However, the three programmes that encouraged the use of public transport often ran contrary to other actor’s needs (in this case, private vehicle users). The survey of willingness to use alternative transport modes found a positive correlation between the travel mode choice of vehicle users and their perception on how to lower GHG emissions. A negative correlation existed between vehicle users with their perception of GHG emission issues and policies to mitigate climate change. Other positive findings were found between the socio-economic characteristics with travel behaviour and environmentally significant behaviour. The intention to use a particular mode of transport was, to a large degree, dependent on a vehicle’s ownership. Car users correlated more positively with this issue than motorcycle owners. The frequency of use of one particular transport mode encouraged this use to become habitual and this determined their willingness to reduce the use of private vehicles or increase the use of public transport. As a result, we believe that the policy to encourage the use of public transport will be hindered by the existing use of private vehicles. In the absence of any policy intervention to reduce private vehicles, the programme to raise awareness, and encourage people to use public transport, will experience many obstacles.

Three factors were found to be important for travel mode use, namely: speed, safety, and comfort. Secondary contributory factors affecting public transportation use were low-prices and difficulties faced to own and use private vehicles. The intention to use private vehicles was strongly related to user’s needs to access multiple destinations. Knowledge and information, people’s awareness regarding environmental impact, global environmental issues, and the use of public transport, would not be the indicators to reduce the environmental impact of the private cars.

The policy scenarios represented in this survey covered: increasing taxes, increasing parking prices, and fuel increment as key variables of travel behaviour. However, all respondents accepted that fuel increment would intervene and reduce the use of private vehicles. The results showed that any increase in gasoline prices could encourage use of public vehicles. This policy could reduce gasoline consumption. It would create a national economic benefit by reducing subsidies to society and benefit the environment.

The study concludes that, based on the dynamic actors-interaction framework, climate change policies, especially mitigation in the transportation sector in the city of Bandung, several programmes can reduce GHG emissions.

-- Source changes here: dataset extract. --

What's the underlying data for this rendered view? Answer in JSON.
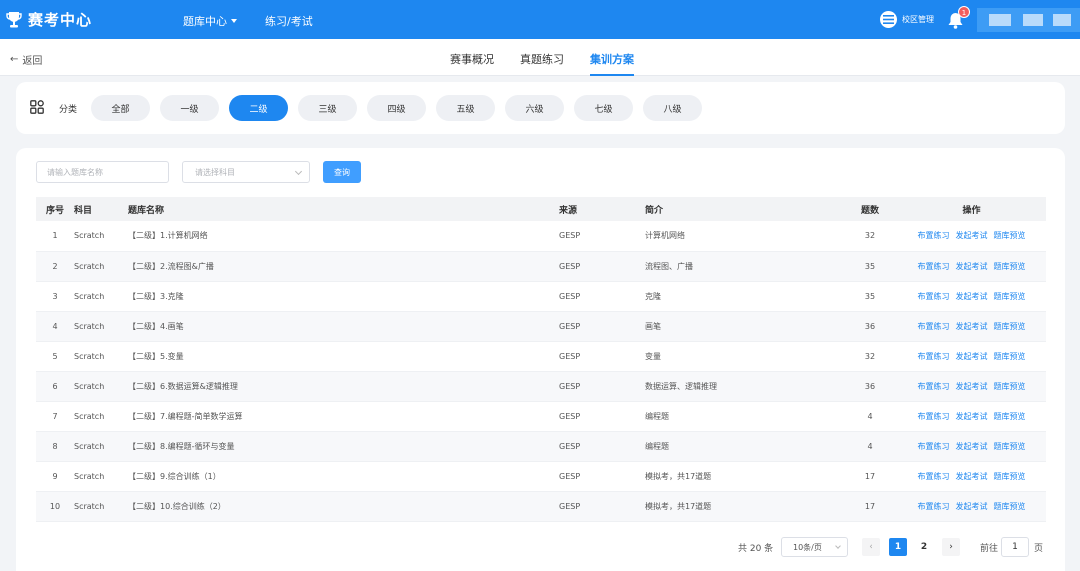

However, governance aspects remain limited, although some programmes have improved. These programmes will be unable to succeed in helping to reduce GHG emissions if the behaviour of actors, especially private vehicle users, are not well managed.